The Scarecrow will be released in the UK, Australia and New Zealand May 12 and in the United States and Canada May 26. Connelly will be going on book tour in the UK and US in May.

Click here to read an excerpt from THE SCARECROW.

Monday, February 02, 2009

Update on January 2009 reading

8. Chief Bender’s Burden, Tom Swift. Baseball/Biography (finished)1-14 (pages) 290

9. Going After Cacciato, Tim O’Brien. Fiction 1-16 338

10. A Visible Darkness, Jonathon King. Mystery 1-17 243

11. Tales to Astonish. Jack Kirby, Stan Lee and the American

Comic Book Revolution, Ronin Ro. Non-Fiction 1-20 294

12. The Weather in Berlin, Ward Just. Fiction 1-21 305

13. The Ones You Do, Daniel Woodrell. Fiction 1-23 212

14. Truth & Beauty, Ann Patchett. Memoir 1-24 257

15. The Pickwick Papers, Charles Dickens. Fiction 1-31 801

A quick summary on these eight books:

Chief Bender’s Burden, Tom Swift. I didn't know much about Chief Bender. Now I do. Swift's prose is pedestrian. This book was good, but not great.

Going After Cacciato, Tim O’Brien. I like Tim O'Brien's The Things They Carried much, much more than Going After Cacciato. But I understand the appeal of fleeing the war for Paris.

A Visible Darkness, Jonathon King. This is the second book I've read in Jonathon King's series set in the Everglades. I like it. It's light, but diverting.

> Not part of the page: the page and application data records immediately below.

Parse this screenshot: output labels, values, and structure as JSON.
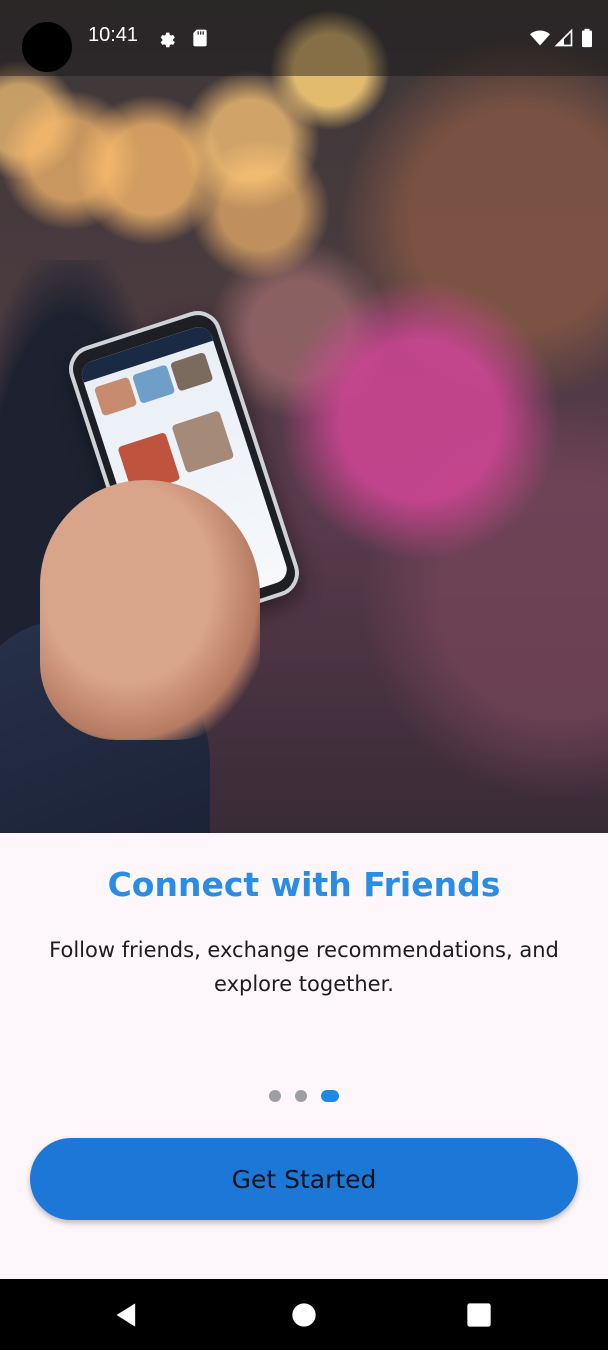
{
  "status_bar": {
    "time": "10:41",
    "icons": [
      "settings-icon",
      "sd-card-icon",
      "wifi-icon",
      "cellular-icon",
      "battery-icon"
    ]
  },
  "hero": {
    "image": "person-holding-phone-social-app-photo"
  },
  "onboarding": {
    "title": "Connect with Friends",
    "description": "Follow friends, exchange recommendations, and explore together.",
    "page_count": 3,
    "current_page": 3,
    "cta_label": "Get Started"
  },
  "nav_bar": {
    "buttons": [
      "back-icon",
      "home-icon",
      "recents-icon"
    ]
  },
  "colors": {
    "accent": "#2a8ce5",
    "button": "#1c77d6",
    "dot_inactive": "#9e9ea3",
    "background": "#fdf6fb"
  }
}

The Weather in Berlin, Ward Just. Not one of Just's best books. Hooked me near the end, but I was a long time getting there.

Tales to Astonish. Jack Kirby, Stan Lee and the American Comic Book Revolution, Ronin Ro. I thoroughly enjoyed Ro's biography of King Kirby and his contributions to comics.

The Ones You Do, Daniel Woodrell. I was disappointed with the conclusion to this book, but I had fun getting there.

Truth & Beauty, Ann Patchett. Can you say co-dependent? I love Ann Patchett's novels, this book not so much.

The Pickwick Papers, Charles Dickens. Saved the best for last. I've read The Pickwick Papers four or five times through the years. My enjoyment seems to increase with each reading. I especially appreciated the humor which ranges from sly to slapstick. If someone ever compiles a list of the best or favorite fictional characters Sam Well will receive a vote from me.